If you have been detained or arrested, it is important to demand your right for counsel and seek advice from an experienced detention & arrest lawyer. Our team at Murphy Dolan Criminal Defence are here to forcefully protect your rights and help you navigate the court system. Contact our office today for a free 30 min consultation.
Detention and arrest are related but distinct concepts. A detention occurs whenever state actors physically or psychologically restrain a person. The classic example of a detention is a police officer yelling “Stop, police!” – no reasonable person believes they are free to continue when presented with such a demand.
Police have many different powers of detention, some of them general in nature and others that apply only to specific situations. For example, police have a general power of “investigative detention”, which allows them to approach and question persons suspected of criminal offences. In order to rely on that power, police must have reasonable grounds to suspect a clear nexus between the detained person and a recent or ongoing crime. An example of a very specific detention power is the power to create a detention perimeter around a suspected safety issue. In addition to these common law (judge-made) powers, police have statutory powers, like their power under the Traffic Safety Act to stop motor vehicles to check for vehicle fitness, documents, and sobriety. These are only a few of the powers of detention that police are able to wield.

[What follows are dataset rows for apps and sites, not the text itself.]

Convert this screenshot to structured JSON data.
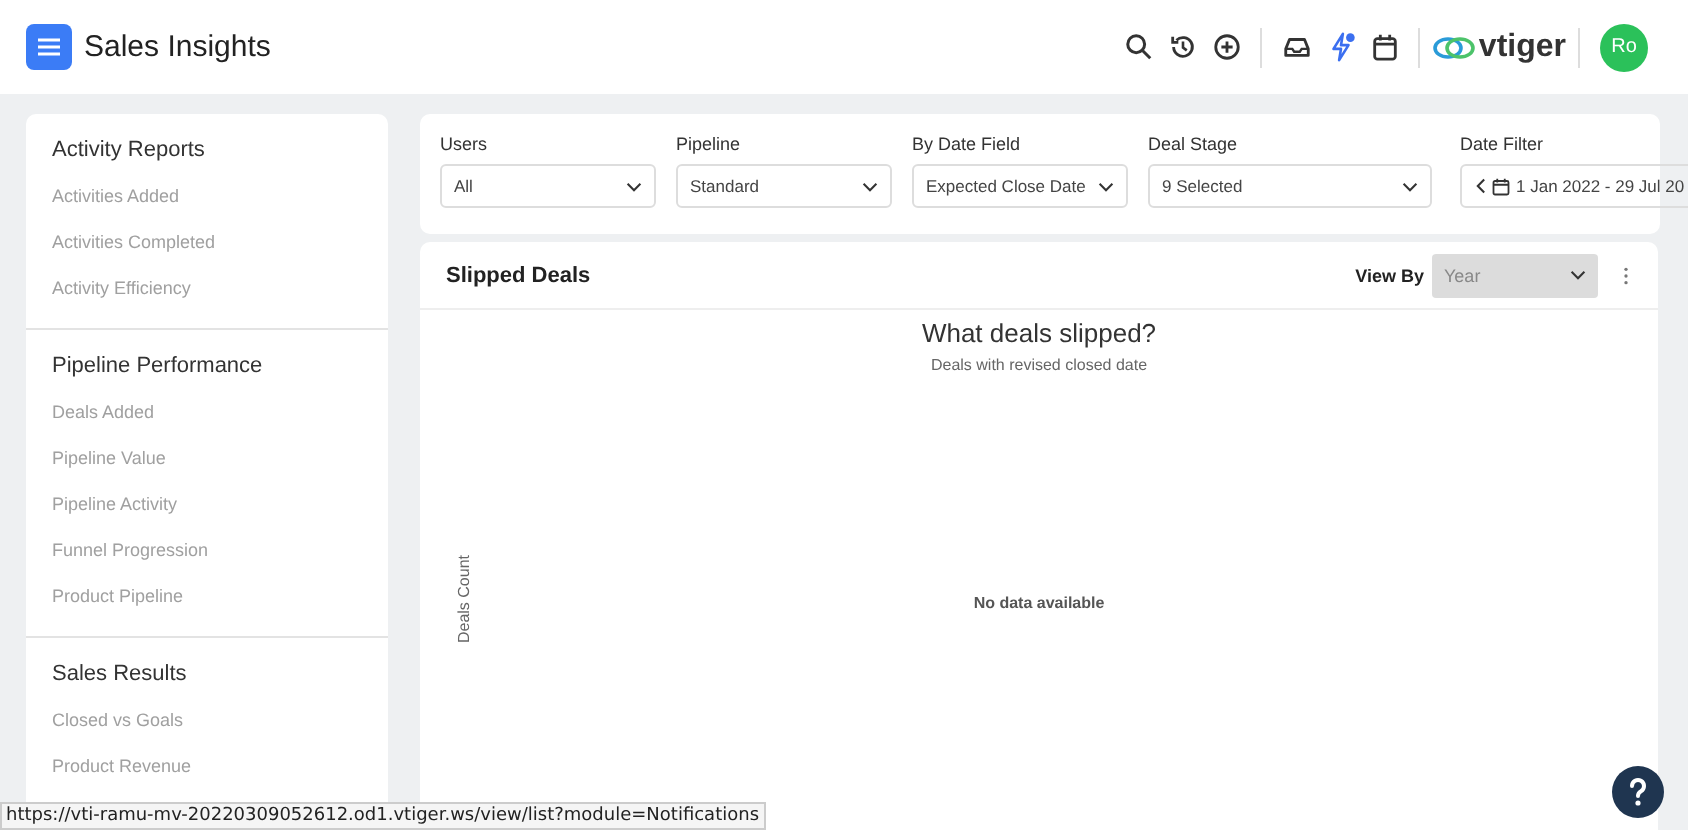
{
  "header": {
    "title": "Sales Insights",
    "logo_text": "vtiger",
    "avatar": "Ro",
    "notification_dot": true
  },
  "sidebar": {
    "sections": [
      {
        "title": "Activity Reports",
        "items": [
          "Activities Added",
          "Activities Completed",
          "Activity Efficiency"
        ]
      },
      {
        "title": "Pipeline Performance",
        "items": [
          "Deals Added",
          "Pipeline Value",
          "Pipeline Activity",
          "Funnel Progression",
          "Product Pipeline"
        ]
      },
      {
        "title": "Sales Results",
        "items": [
          "Closed vs Goals",
          "Product Revenue"
        ]
      }
    ]
  },
  "filters": [
    {
      "label": "Users",
      "value": "All",
      "kind": "select"
    },
    {
      "label": "Pipeline",
      "value": "Standard",
      "kind": "select"
    },
    {
      "label": "By Date Field",
      "value": "Expected Close Date",
      "kind": "select"
    },
    {
      "label": "Deal Stage",
      "value": "9 Selected",
      "kind": "select"
    },
    {
      "label": "Date Filter",
      "value": "1 Jan 2022 - 29 Jul 20",
      "kind": "date"
    }
  ],
  "chart_card": {
    "title": "Slipped Deals",
    "view_by_label": "View By",
    "view_by_value": "Year",
    "chart_title": "What deals slipped?",
    "chart_subtitle": "Deals with revised closed date",
    "ylabel": "Deals Count",
    "empty_message": "No data available"
  },
  "status_url": "https://vti-ramu-mv-20220309052612.od1.vtiger.ws/view/list?module=Notifications"
}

An arrest is a specific type of detention in which a police officer believes on reasonable and probable grounds that a specific person has committed a criminal offence. Detentions are usually brief encounters with police, while arrests involve prolonged detention that may include being held for a variety of reasons, including questioning, fingerprinting, and a bail hearing.
Arrests can be made whenever a police officer finds a person committing a criminal offence or believes on reasonable and probable grounds that a person has committed or will commit a criminal offence. An arrest requires a higher evidential standard than a simple detention because of the greater intrusion on a person’s liberty interests.
Once a person is detained or arrested, the rights to silence, to be informed of the reasons for the detention, and to counsel are immediately engaged. In other words, the police must tell a detained person why they have been detained and must give them an opportunity to contact defence counsel to seek advice. And prior to the detained person is trying to contact counsel, the police must hold off on questioning.
Persons who have been detained or arrested are often at a critical juncture in the criminal process. For those who are detained or arrested, it is critically important that you assert your right to counsel and contact defence counsel for advice. For those who have already been detained, arrested, and released with charges, you must now navigate the complicated criminal court process, including getting and reviewing Crown disclosure, negotiating with the Crown, making court appearances, setting and preparing for trial, etc. Whichever position you find yourself in, you need advice. Get the help of experienced defence counsel.
If you have any questions, contact our offices now so we can help address you or your loved one’s legal jeopardy. We are available 24/7. We are forceful advocates and we ensure that our clients throughout Alberta are provided with the best defence possible.